Imagine walking into a store or boutique, finding the items you wish to purchase, and leave without having to queue to pay at a checkout. This is the latest technology introduced by Amazon, who wish to make its in-store shopping experience as seamless as possible.
The online giant is hoping its latest retail strategy, a new grocery store that has no checkouts or payment tills, will change the landscape of physical stores.
Due to launch in Seattle in early 2017, customers will pay for goods via an app, instead of paying a cashier.
According to the BBC, the Just Walk Out shopping experience uses the same types of technologies found in self-driving cars. The system detects when items are taken or returned to shelves and tracks them in a virtual shopping trolley. Once the shopper leaves the store, their Amazon account will be charged and a receipt sent to them.
The technology, if found successful, could change the way the high street interacts with its customers. Boutiques and stores could reduce long queues as the payment system would be obsolete.
While there have been many advances in the ever-changing retail industry, most of these have been made around the consumer in-store experience, merchandising and being omni-channel responsive. An integrated checkout system has been largely ignored, until now.
Amazon aims to replicate its customer service and ease of shopping from its online stores to its brick and mortar.
"Grocery retail is a crowded sector, and customers have incredibly high expectations of the Amazon brand," Natalie Berg, an analyst at Planet Retail told the BBC. "If they're going to differentiate, they'll need to translate the fantastic customer experience that they have created online in a physical store setting. This is no easy feat. Removing the traditional checkout process does exactly that."
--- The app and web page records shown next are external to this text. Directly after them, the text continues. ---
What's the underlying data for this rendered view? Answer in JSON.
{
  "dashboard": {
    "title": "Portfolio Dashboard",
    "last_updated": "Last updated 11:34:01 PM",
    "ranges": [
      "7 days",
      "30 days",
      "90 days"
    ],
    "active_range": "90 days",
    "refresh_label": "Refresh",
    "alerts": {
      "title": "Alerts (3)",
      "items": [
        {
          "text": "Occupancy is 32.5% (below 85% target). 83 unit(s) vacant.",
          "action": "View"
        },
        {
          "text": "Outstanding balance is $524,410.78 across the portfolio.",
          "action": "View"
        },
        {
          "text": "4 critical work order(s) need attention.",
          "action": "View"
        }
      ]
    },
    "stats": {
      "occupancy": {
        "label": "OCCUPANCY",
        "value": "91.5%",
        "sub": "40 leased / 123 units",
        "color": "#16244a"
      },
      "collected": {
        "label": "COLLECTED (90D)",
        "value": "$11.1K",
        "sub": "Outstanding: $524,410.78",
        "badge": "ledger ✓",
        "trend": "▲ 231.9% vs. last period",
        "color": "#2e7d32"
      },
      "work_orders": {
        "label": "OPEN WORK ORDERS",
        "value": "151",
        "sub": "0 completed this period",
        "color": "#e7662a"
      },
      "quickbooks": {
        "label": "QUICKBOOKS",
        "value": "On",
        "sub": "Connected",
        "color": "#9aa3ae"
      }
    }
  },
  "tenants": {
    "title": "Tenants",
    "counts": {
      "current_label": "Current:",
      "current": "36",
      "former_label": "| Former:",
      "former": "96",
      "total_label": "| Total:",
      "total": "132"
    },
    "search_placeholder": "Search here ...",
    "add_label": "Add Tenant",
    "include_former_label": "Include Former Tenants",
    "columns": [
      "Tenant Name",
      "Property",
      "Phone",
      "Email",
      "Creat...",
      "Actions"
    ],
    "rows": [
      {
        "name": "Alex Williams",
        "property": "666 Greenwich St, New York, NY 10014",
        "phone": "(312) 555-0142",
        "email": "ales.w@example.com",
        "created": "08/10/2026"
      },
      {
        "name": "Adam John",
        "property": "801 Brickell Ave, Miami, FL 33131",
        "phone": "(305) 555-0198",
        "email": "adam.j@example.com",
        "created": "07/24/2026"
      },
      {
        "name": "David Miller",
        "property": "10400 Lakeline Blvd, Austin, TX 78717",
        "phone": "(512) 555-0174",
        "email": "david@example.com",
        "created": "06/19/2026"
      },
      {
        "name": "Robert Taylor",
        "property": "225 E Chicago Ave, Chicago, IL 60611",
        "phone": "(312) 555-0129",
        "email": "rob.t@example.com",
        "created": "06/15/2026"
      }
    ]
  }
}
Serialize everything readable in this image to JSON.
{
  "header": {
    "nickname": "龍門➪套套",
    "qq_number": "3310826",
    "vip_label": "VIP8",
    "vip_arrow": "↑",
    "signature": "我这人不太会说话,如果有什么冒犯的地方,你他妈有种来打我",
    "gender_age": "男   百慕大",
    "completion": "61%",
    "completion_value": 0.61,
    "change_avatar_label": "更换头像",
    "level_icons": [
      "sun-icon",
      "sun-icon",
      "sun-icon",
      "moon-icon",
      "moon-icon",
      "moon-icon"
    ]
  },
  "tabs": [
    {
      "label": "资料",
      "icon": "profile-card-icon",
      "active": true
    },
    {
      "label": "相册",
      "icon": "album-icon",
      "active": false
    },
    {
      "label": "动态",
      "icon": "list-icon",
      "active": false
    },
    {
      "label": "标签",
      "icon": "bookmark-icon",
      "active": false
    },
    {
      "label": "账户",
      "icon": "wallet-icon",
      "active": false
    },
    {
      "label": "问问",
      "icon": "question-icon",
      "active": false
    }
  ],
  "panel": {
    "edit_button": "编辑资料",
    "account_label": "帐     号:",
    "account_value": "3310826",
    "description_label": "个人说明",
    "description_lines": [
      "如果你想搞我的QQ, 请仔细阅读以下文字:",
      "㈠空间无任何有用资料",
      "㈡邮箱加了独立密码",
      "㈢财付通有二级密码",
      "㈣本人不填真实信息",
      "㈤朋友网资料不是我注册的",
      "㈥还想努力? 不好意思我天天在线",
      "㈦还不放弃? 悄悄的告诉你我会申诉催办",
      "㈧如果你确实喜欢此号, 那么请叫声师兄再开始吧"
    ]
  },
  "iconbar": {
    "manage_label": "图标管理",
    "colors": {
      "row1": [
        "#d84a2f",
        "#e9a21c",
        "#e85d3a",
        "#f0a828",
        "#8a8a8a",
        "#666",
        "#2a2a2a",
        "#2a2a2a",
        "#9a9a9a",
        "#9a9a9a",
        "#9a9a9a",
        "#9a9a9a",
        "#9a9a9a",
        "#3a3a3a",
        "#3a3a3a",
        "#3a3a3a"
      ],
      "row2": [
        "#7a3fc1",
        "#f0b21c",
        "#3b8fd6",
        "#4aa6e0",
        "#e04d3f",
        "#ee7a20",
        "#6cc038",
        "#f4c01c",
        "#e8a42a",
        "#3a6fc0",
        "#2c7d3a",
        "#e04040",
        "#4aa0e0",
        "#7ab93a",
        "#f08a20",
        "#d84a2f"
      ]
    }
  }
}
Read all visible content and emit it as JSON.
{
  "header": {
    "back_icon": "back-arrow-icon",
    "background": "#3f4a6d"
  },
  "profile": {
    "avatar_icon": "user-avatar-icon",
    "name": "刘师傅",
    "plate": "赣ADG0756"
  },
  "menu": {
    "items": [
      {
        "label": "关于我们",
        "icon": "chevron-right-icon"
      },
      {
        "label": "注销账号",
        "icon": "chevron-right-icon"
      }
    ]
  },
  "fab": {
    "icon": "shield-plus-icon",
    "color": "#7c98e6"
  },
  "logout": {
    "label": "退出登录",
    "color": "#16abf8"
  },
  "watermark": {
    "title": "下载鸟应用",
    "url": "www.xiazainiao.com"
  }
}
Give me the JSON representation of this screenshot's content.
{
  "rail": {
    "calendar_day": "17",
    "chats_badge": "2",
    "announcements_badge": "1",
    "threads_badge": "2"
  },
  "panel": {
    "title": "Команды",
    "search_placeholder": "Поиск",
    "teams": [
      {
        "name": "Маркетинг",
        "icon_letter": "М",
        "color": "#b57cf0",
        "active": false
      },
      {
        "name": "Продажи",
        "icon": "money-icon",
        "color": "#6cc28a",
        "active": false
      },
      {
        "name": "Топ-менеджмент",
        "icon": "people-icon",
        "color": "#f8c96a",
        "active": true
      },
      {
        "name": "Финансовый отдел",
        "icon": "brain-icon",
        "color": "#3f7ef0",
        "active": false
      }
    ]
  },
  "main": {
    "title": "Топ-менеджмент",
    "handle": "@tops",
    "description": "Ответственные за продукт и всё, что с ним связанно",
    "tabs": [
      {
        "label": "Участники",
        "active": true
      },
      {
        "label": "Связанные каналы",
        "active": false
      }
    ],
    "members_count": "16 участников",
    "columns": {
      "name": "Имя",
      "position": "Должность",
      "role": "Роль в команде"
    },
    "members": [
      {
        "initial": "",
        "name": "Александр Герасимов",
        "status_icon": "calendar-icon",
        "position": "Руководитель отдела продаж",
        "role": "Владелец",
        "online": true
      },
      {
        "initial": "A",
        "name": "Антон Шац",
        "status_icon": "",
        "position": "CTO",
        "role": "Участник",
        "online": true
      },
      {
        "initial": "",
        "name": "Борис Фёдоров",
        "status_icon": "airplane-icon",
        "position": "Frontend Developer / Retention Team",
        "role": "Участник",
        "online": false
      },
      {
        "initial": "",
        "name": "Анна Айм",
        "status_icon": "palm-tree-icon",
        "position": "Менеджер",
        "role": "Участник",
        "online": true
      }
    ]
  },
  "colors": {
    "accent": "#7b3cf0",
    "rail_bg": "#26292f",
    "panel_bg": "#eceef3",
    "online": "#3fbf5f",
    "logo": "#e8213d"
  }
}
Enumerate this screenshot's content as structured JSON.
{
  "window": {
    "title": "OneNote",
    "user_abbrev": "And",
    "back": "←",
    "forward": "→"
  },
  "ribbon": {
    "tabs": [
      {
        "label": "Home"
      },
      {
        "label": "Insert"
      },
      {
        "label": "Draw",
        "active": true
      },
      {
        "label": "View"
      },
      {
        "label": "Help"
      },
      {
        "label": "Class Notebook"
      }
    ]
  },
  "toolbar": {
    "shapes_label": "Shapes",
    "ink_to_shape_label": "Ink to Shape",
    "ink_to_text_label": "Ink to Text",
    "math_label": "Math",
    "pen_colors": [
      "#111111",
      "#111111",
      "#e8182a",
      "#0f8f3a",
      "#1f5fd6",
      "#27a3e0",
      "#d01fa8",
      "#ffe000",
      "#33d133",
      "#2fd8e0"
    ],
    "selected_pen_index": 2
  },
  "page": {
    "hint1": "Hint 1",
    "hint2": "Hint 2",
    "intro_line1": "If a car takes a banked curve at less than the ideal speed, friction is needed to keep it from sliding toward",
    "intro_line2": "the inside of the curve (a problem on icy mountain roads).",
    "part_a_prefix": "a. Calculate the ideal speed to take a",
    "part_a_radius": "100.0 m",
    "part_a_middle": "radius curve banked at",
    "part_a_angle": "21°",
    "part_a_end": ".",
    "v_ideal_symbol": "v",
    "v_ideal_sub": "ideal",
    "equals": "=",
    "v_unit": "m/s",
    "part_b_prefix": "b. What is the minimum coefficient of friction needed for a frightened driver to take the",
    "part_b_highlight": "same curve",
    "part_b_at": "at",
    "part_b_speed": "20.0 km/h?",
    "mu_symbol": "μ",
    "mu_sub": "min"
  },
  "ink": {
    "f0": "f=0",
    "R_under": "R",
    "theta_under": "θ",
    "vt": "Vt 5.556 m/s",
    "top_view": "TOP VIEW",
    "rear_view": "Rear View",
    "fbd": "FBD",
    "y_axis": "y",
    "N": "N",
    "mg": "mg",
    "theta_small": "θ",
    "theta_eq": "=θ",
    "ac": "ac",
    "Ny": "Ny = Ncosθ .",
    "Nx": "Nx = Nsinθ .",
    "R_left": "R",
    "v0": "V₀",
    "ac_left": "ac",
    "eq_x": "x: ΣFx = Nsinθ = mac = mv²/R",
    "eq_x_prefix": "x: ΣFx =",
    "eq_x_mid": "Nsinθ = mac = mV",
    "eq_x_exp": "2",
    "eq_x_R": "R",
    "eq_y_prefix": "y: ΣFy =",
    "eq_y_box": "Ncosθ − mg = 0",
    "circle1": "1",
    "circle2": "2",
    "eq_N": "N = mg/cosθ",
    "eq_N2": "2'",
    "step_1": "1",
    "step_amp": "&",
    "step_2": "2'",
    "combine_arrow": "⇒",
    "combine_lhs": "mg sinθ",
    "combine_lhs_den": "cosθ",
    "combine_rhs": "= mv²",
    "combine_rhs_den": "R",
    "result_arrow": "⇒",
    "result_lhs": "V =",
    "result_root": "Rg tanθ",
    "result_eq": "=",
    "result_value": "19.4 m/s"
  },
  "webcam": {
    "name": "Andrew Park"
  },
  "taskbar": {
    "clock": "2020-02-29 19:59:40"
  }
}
Amazon spent over four years developing the technology and the shop, which will see customers swipe into the store using the Go app. It will use computer vision, sensors and deep learning algorithms to keep track of what customers are picking up off the shelves.
Photo credit:Amazon to Go logo